3. They joined projects during the early stages.
If you dare nothing, then when the day is over, nothing is all you will have gained. — Neil Gaiman
Joining a new project in its infancy is risky. New ideas often fail no matter how well they get executed (even for Amazon). It’s safer to sign up for projects that are already underway.
However, the beginning of a project is also rich in information.
The researchers found that by engaging in assignments during early stages, superstars got cc’d on emails they wouldn’t otherwise see, picked new ideas from smart junior executives, and exposed themselves to emerging markets and digital lessons earlier than other executives.
Joining fledgling initiatives pushes you outside your comfort zone. It keeps you learning and expands your network and array of skills.
Another advantage of this trait is that you can claim ownership for a successful innovation simply because you were in the room when it was born rather than having to fight for credit later on.
4. They built mental models.
If the facts don’t hang together on a latticework of theory, you don’t have them in a usable form. — Charlie Munger
The final trait all superstars shared in common was how much they loved generating theories. They constantly told stories to themselves and colleagues about what they saw and heard.
These stories included topics like why certain accounts succeeded or failed, why some clients were happy or disgruntled, how different management styles influenced employees.
The more superstars obsessed about explaining these ideas, the stronger their mental models became. Doing so at a constant rate helped them share new ideas during meetings, ask colleagues to help imagine how future conversations might unfold, or envision how a pitch should go. They could also contribute concepts for new products and ideas to sell them.
The MIT researchers calculated that getting cc’d on those early emails and building mental models eventually earned productive people an extra $10,000 (on average) each year in bonuses.
Beyond the Existing Workplace
People who can generate theories are also sought after by various companies.
Andy Billing, a VP at Electronic Arts said, “We look for people who describe their experiences as some kind of narrative. They have an instinct for connecting the dots and understanding how the world works at a deeper level. That’s who everyone tries to get.”
This means that people who keep learning don’t just do better at their work; they also grow faster in their careers.

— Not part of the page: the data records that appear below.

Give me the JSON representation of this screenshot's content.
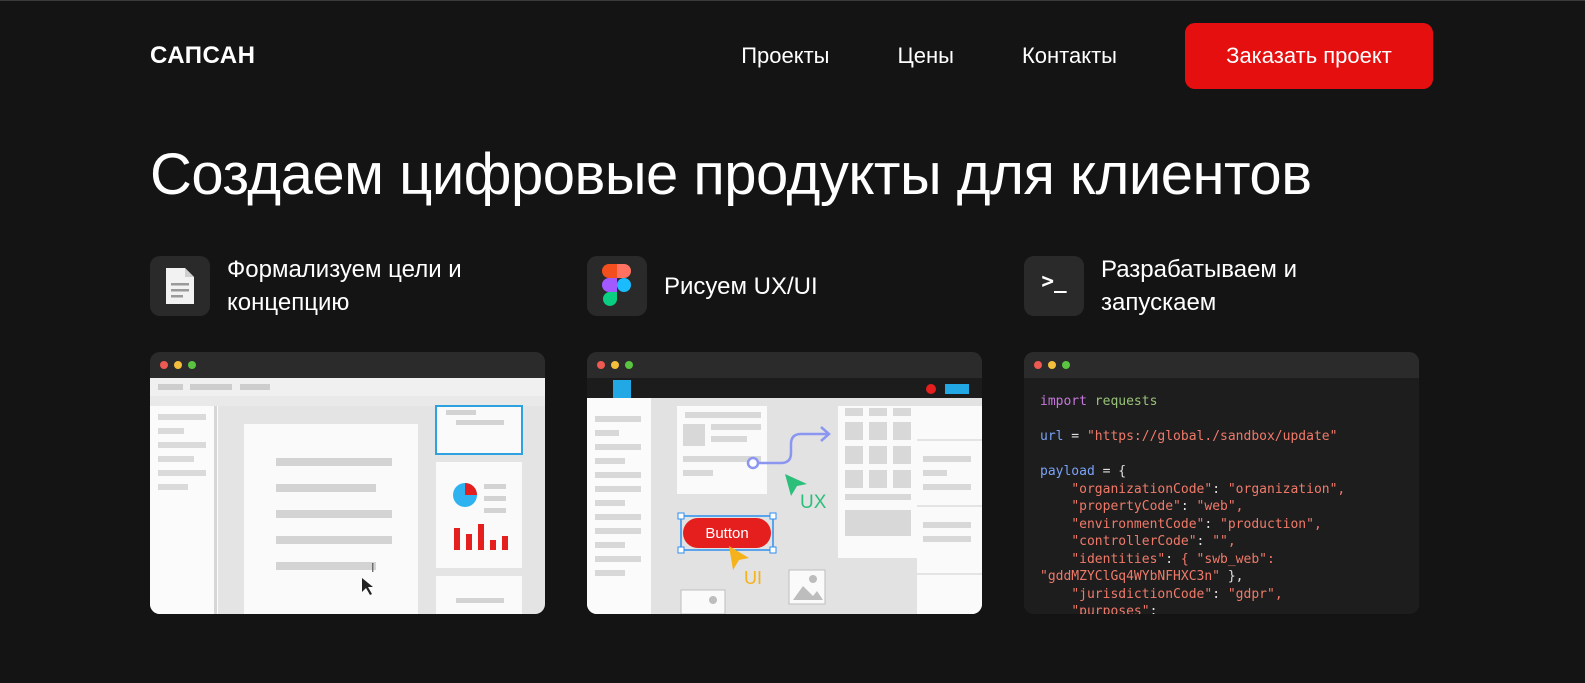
{
  "header": {
    "logo": "САПСАН",
    "nav": [
      "Проекты",
      "Цены",
      "Контакты"
    ],
    "cta_label": "Заказать проект"
  },
  "hero": {
    "title": "Создаем цифровые продукты для клиентов"
  },
  "cards": [
    {
      "title_line1": "Формализуем цели и",
      "title_line2": "концепцию",
      "icon": "document-icon"
    },
    {
      "title": "Рисуем UX/UI",
      "icon": "figma-icon",
      "button_label": "Button",
      "ux_label": "UX",
      "ui_label": "UI"
    },
    {
      "title_line1": "Разрабатываем и",
      "title_line2": "запускаем",
      "icon": "terminal-icon",
      "icon_text": ">_"
    }
  ],
  "code": {
    "line1_kw": "import",
    "line1_mod": "requests",
    "line2_var": "url",
    "line2_eq": " = ",
    "line2_str": "\"https://global./sandbox/update\"",
    "line3_var": "payload",
    "line3_rest": " = {",
    "entries": [
      [
        "\"organizationCode\"",
        "\"organization\","
      ],
      [
        "\"propertyCode\"",
        "\"web\","
      ],
      [
        "\"environmentCode\"",
        "\"production\","
      ],
      [
        "\"controllerCode\"",
        "\"\","
      ],
      [
        "\"identities\"",
        "{ \"swb_web\":"
      ]
    ],
    "wrap_line": "\"gddMZYClGq4WYbNFHXC3n\"",
    "wrap_tail": " },",
    "entries2": [
      [
        "\"jurisdictionCode\"",
        "\"gdpr\","
      ],
      [
        "\"purposes\"",
        ""
      ]
    ]
  },
  "colors": {
    "accent": "#e50f0f",
    "background": "#141414",
    "card": "#2a2a2a"
  }
}
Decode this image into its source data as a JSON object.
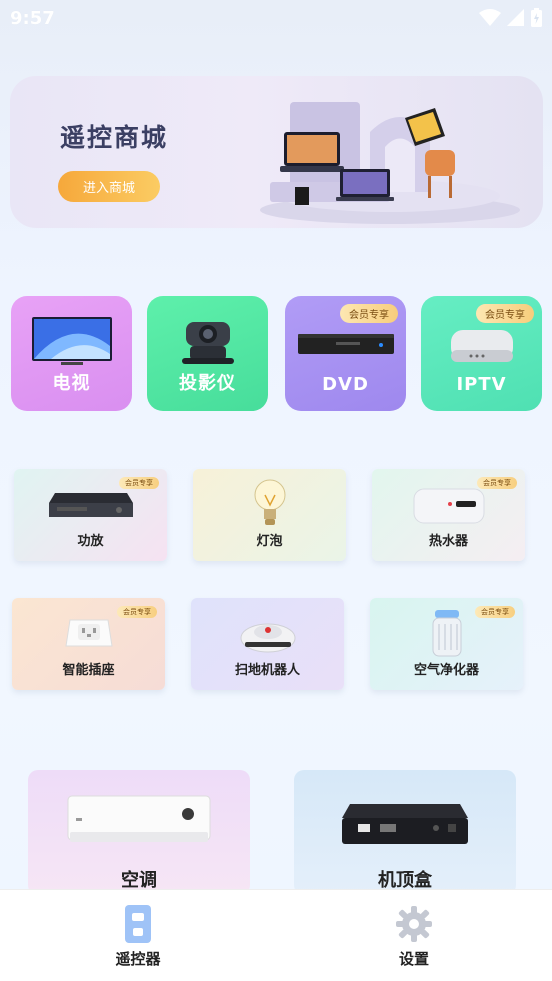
{
  "status_bar": {
    "time": "9:57"
  },
  "banner": {
    "title": "遥控商城",
    "button_label": "进入商城"
  },
  "categories": [
    {
      "label": "电视"
    },
    {
      "label": "投影仪"
    },
    {
      "label": "DVD",
      "badge": "会员专享"
    },
    {
      "label": "IPTV",
      "badge": "会员专享"
    }
  ],
  "devices_row1": [
    {
      "label": "功放",
      "badge": "会员专享"
    },
    {
      "label": "灯泡"
    },
    {
      "label": "热水器",
      "badge": "会员专享"
    }
  ],
  "devices_row2": [
    {
      "label": "智能插座",
      "badge": "会员专享"
    },
    {
      "label": "扫地机器人"
    },
    {
      "label": "空气净化器",
      "badge": "会员专享"
    }
  ],
  "featured": [
    {
      "label": "空调"
    },
    {
      "label": "机顶盒"
    }
  ],
  "tabbar": [
    {
      "label": "遥控器"
    },
    {
      "label": "设置"
    }
  ],
  "colors": {
    "tv_tile": "#e398f2",
    "projector_tile": "#52e7a5",
    "dvd_tile": "#a993f3",
    "iptv_tile": "#5de8bb",
    "vip_badge": "#f7cd7c"
  }
}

According to Charles Duhigg, developing a habit of telling ourselves stories about what we see around sharpens our attention, improves our focus, and helps us avoid distractions.
Dozens of research papers since then have concurred with these findings.
In a nutshell, here are the five traits you should imbibe to succeed in every aspect of your life, including your career:
- Manage your attention: Your energy and attention are your most important assets. Shine them on what’s important rather than living at the mercy of your environment.
- Handle limited project: Less is more. Work on no more than five tasks. You’ll make meaningful progress in a healthy but not overwhelming load of work. (As an aside, here’s how you can say no to more projects without offending anyone.)
- Step outside your comfort zone: Sign up for projects that require you to meet new people and build new skills. The beginner’s mindset will make you thrive in the new economy.
- Take calculated risks: Choose which projects you want to join during the early stages. This exposes you to new ideas early and you don’t have to fight for credit if the innovation succeeds.
- Build strong mental models: Understand how things around you function. Tell yourself stories about them and encourage people to challenge your analyses.
The industrial era demanded people to use their hands and take orders. The knowledge era demands that we use our minds and take decisions.
Nothing can stop you from achieving what you want. Go out there and build the world you want to live in.